Repeat the full listing that follows, word for word.

***** Data excerpts *****

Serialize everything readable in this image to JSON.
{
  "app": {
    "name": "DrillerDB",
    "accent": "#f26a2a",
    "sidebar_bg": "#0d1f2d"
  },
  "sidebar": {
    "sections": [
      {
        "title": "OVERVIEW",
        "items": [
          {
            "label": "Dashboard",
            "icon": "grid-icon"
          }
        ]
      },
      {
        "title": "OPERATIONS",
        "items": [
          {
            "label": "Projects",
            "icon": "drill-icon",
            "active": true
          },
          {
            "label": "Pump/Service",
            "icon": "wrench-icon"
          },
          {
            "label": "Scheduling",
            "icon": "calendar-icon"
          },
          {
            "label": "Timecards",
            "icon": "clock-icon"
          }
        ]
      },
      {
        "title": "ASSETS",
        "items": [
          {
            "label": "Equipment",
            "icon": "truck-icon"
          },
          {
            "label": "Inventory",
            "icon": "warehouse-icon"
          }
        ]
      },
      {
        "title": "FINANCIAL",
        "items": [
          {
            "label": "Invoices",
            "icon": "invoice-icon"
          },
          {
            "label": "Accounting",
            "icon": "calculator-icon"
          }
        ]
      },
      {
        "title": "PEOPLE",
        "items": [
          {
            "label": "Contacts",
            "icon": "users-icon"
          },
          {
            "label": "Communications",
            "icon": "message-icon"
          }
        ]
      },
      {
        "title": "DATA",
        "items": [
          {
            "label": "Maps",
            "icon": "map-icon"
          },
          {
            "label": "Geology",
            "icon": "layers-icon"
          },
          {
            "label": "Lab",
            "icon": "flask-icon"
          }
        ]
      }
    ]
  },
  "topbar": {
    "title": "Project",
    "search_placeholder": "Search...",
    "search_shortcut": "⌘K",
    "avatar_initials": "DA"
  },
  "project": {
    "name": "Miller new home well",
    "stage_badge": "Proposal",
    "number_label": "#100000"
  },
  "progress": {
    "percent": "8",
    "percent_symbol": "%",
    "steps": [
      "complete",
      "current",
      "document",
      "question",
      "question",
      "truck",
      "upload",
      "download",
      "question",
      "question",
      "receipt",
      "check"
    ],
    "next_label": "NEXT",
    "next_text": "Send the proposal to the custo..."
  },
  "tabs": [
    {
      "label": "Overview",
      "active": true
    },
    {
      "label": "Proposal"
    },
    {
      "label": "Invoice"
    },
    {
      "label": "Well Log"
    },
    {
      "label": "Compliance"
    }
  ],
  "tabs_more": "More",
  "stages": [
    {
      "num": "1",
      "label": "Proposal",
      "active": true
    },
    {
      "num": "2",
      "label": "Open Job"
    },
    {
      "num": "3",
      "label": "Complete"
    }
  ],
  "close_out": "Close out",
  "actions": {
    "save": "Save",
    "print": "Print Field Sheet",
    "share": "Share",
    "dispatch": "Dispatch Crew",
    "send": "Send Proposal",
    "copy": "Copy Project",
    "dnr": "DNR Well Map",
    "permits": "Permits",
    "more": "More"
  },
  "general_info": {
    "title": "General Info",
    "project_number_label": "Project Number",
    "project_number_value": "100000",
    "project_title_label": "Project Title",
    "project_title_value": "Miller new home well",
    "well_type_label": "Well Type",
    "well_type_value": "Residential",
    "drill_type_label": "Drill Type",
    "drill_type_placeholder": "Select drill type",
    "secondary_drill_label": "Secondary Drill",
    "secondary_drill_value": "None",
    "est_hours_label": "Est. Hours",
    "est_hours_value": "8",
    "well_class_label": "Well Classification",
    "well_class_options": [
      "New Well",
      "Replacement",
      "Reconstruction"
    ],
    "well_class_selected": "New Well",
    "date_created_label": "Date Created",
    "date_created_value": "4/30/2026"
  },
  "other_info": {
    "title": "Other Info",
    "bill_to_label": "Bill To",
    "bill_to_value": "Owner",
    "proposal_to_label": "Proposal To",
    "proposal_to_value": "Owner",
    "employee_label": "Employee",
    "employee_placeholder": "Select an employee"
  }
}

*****

▶ **Written response**
Serialize everything readable in this image to JSON.
{
  "app": {
    "name": "DrillerDB",
    "accent": "#f26a2a",
    "sidebar_bg": "#0d1f2d"
  },
  "sidebar": {
    "sections": [
      {
        "title": "OVERVIEW",
        "items": [
          {
            "label": "Dashboard",
            "icon": "grid-icon"
          }
        ]
      },
      {
        "title": "OPERATIONS",
        "items": [
          {
            "label": "Projects",
            "icon": "drill-icon",
            "active": true
          },
          {
            "label": "Pump/Service",
            "icon": "wrench-icon"
          },
          {
            "label": "Scheduling",
            "icon": "calendar-icon"
          },
          {
            "label": "Timecards",
            "icon": "clock-icon"
          }
        ]
      },
      {
        "title": "ASSETS",
        "items": [
          {
            "label": "Equipment",
            "icon": "truck-icon"
          },
          {
            "label": "Inventory",
            "icon": "warehouse-icon"
          }
        ]
      },
      {
        "title": "FINANCIAL",
        "items": [
          {
            "label": "Invoices",
            "icon": "invoice-icon"
          },
          {
            "label": "Accounting",
            "icon": "calculator-icon"
          }
        ]
      },
      {
        "title": "PEOPLE",
        "items": [
          {
            "label": "Contacts",
            "icon": "users-icon"
          },
          {
            "label": "Communications",
            "icon": "message-icon"
          }
        ]
      },
      {
        "title": "DATA",
        "items": [
          {
            "label": "Maps",
            "icon": "map-icon"
          },
          {
            "label": "Geology",
            "icon": "layers-icon"
          },
          {
            "label": "Lab",
            "icon": "flask-icon"
          }
        ]
      }
    ]
  },
  "topbar": {
    "title": "Project",
    "search_placeholder": "Search...",
    "search_shortcut": "⌘K",
    "avatar_initials": "DA"
  },
  "project": {
    "name": "Miller new home well",
    "stage_badge": "Proposal",
    "number_label": "#100000"
  },
  "progress": {
    "percent": "8",
    "percent_symbol": "%",
    "steps": [
      "complete",
      "current",
      "document",
      "question",
      "question",
      "truck",
      "upload",
      "download",
      "question",
      "question",
      "receipt",
      "check"
    ],
    "next_label": "NEXT",
    "next_text": "Send the proposal to the custo..."
  },
  "tabs": [
    {
      "label": "Overview",
      "active": true
    },
    {
      "label": "Proposal"
    },
    {
      "label": "Invoice"
    },
    {
      "label": "Well Log"
    },
    {
      "label": "Compliance"
    }
  ],
  "tabs_more": "More",
  "stages": [
    {
      "num": "1",
      "label": "Proposal",
      "active": true
    },
    {
      "num": "2",
      "label": "Open Job"
    },
    {
      "num": "3",
      "label": "Complete"
    }
  ],
  "close_out": "Close out",
  "actions": {
    "save": "Save",
    "print": "Print Field Sheet",
    "share": "Share",
    "dispatch": "Dispatch Crew",
    "send": "Send Proposal",
    "copy": "Copy Project",
    "dnr": "DNR Well Map",
    "permits": "Permits",
    "more": "More"
  },
  "general_info": {
    "title": "General Info",
    "project_number_label": "Project Number",
    "project_number_value": "100000",
    "project_title_label": "Project Title",
    "project_title_value": "Miller new home well",
    "well_type_label": "Well Type",
    "well_type_value": "Residential",
    "drill_type_label": "Drill Type",
    "drill_type_placeholder": "Select drill type",
    "secondary_drill_label": "Secondary Drill",
    "secondary_drill_value": "None",
    "est_hours_label": "Est. Hours",
    "est_hours_value": "8",
    "well_class_label": "Well Classification",
    "well_class_options": [
      "New Well",
      "Replacement",
      "Reconstruction"
    ],
    "well_class_selected": "New Well",
    "date_created_label": "Date Created",
    "date_created_value": "4/30/2026"
  },
  "other_info": {
    "title": "Other Info",
    "bill_to_label": "Bill To",
    "bill_to_value": "Owner",
    "proposal_to_label": "Proposal To",
    "proposal_to_value": "Owner",
    "employee_label": "Employee",
    "employee_placeholder": "Select an employee"
  }
}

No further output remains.